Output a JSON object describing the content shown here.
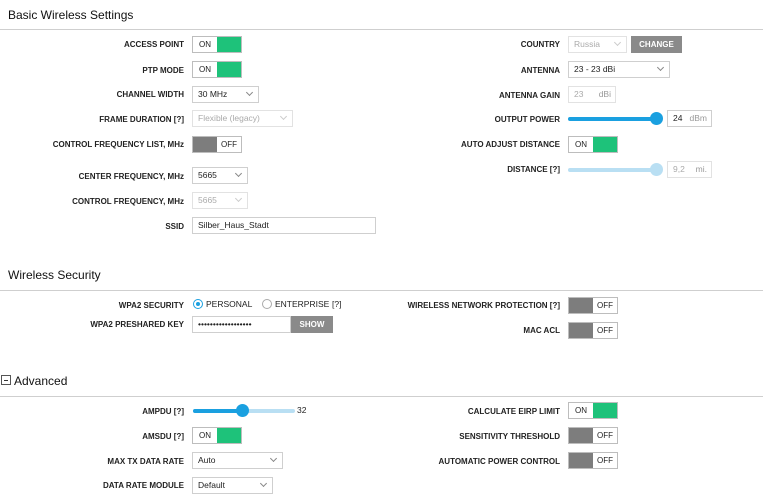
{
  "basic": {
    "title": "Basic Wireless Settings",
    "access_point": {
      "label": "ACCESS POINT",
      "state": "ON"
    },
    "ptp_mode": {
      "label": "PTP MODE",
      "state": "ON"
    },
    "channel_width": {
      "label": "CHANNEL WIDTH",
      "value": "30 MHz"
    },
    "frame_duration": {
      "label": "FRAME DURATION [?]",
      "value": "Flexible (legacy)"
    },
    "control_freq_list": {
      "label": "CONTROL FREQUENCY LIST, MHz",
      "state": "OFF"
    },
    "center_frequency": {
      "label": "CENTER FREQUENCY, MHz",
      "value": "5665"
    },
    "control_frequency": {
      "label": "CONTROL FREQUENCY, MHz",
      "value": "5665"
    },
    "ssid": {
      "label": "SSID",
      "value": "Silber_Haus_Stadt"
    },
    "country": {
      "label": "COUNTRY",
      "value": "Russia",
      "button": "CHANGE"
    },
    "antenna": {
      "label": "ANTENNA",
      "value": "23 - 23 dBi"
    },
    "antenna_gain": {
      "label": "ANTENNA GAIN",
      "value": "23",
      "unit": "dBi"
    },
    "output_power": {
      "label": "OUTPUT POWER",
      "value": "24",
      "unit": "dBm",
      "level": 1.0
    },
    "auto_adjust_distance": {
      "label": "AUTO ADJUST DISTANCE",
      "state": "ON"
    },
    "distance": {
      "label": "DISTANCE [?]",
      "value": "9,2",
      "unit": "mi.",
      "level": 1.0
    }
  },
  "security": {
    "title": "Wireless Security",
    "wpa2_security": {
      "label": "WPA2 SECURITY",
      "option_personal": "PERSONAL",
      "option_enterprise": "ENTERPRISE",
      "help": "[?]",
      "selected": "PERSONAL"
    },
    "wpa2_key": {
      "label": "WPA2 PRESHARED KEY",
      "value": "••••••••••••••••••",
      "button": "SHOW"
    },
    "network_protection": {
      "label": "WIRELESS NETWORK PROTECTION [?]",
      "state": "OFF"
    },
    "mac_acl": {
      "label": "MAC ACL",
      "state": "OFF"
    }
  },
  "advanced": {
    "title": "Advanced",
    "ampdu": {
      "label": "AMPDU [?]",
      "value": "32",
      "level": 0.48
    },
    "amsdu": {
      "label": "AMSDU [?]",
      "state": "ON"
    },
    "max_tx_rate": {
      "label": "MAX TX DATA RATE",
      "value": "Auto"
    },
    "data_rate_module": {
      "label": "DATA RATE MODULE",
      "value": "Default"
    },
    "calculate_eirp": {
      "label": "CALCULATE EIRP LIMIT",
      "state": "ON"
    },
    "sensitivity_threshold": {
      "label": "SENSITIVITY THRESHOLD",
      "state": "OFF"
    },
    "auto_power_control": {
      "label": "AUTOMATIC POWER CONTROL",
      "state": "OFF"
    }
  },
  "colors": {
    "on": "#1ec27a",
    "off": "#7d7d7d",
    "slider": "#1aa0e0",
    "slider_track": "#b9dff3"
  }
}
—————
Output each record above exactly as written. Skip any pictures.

● **Solution for this exercise**
Output a JSON object describing the content shown here.
{
  "basic": {
    "title": "Basic Wireless Settings",
    "access_point": {
      "label": "ACCESS POINT",
      "state": "ON"
    },
    "ptp_mode": {
      "label": "PTP MODE",
      "state": "ON"
    },
    "channel_width": {
      "label": "CHANNEL WIDTH",
      "value": "30 MHz"
    },
    "frame_duration": {
      "label": "FRAME DURATION [?]",
      "value": "Flexible (legacy)"
    },
    "control_freq_list": {
      "label": "CONTROL FREQUENCY LIST, MHz",
      "state": "OFF"
    },
    "center_frequency": {
      "label": "CENTER FREQUENCY, MHz",
      "value": "5665"
    },
    "control_frequency": {
      "label": "CONTROL FREQUENCY, MHz",
      "value": "5665"
    },
    "ssid": {
      "label": "SSID",
      "value": "Silber_Haus_Stadt"
    },
    "country": {
      "label": "COUNTRY",
      "value": "Russia",
      "button": "CHANGE"
    },
    "antenna": {
      "label": "ANTENNA",
      "value": "23 - 23 dBi"
    },
    "antenna_gain": {
      "label": "ANTENNA GAIN",
      "value": "23",
      "unit": "dBi"
    },
    "output_power": {
      "label": "OUTPUT POWER",
      "value": "24",
      "unit": "dBm",
      "level": 1.0
    },
    "auto_adjust_distance": {
      "label": "AUTO ADJUST DISTANCE",
      "state": "ON"
    },
    "distance": {
      "label": "DISTANCE [?]",
      "value": "9,2",
      "unit": "mi.",
      "level": 1.0
    }
  },
  "security": {
    "title": "Wireless Security",
    "wpa2_security": {
      "label": "WPA2 SECURITY",
      "option_personal": "PERSONAL",
      "option_enterprise": "ENTERPRISE",
      "help": "[?]",
      "selected": "PERSONAL"
    },
    "wpa2_key": {
      "label": "WPA2 PRESHARED KEY",
      "value": "••••••••••••••••••",
      "button": "SHOW"
    },
    "network_protection": {
      "label": "WIRELESS NETWORK PROTECTION [?]",
      "state": "OFF"
    },
    "mac_acl": {
      "label": "MAC ACL",
      "state": "OFF"
    }
  },
  "advanced": {
    "title": "Advanced",
    "ampdu": {
      "label": "AMPDU [?]",
      "value": "32",
      "level": 0.48
    },
    "amsdu": {
      "label": "AMSDU [?]",
      "state": "ON"
    },
    "max_tx_rate": {
      "label": "MAX TX DATA RATE",
      "value": "Auto"
    },
    "data_rate_module": {
      "label": "DATA RATE MODULE",
      "value": "Default"
    },
    "calculate_eirp": {
      "label": "CALCULATE EIRP LIMIT",
      "state": "ON"
    },
    "sensitivity_threshold": {
      "label": "SENSITIVITY THRESHOLD",
      "state": "OFF"
    },
    "auto_power_control": {
      "label": "AUTOMATIC POWER CONTROL",
      "state": "OFF"
    }
  },
  "colors": {
    "on": "#1ec27a",
    "off": "#7d7d7d",
    "slider": "#1aa0e0",
    "slider_track": "#b9dff3"
  }
}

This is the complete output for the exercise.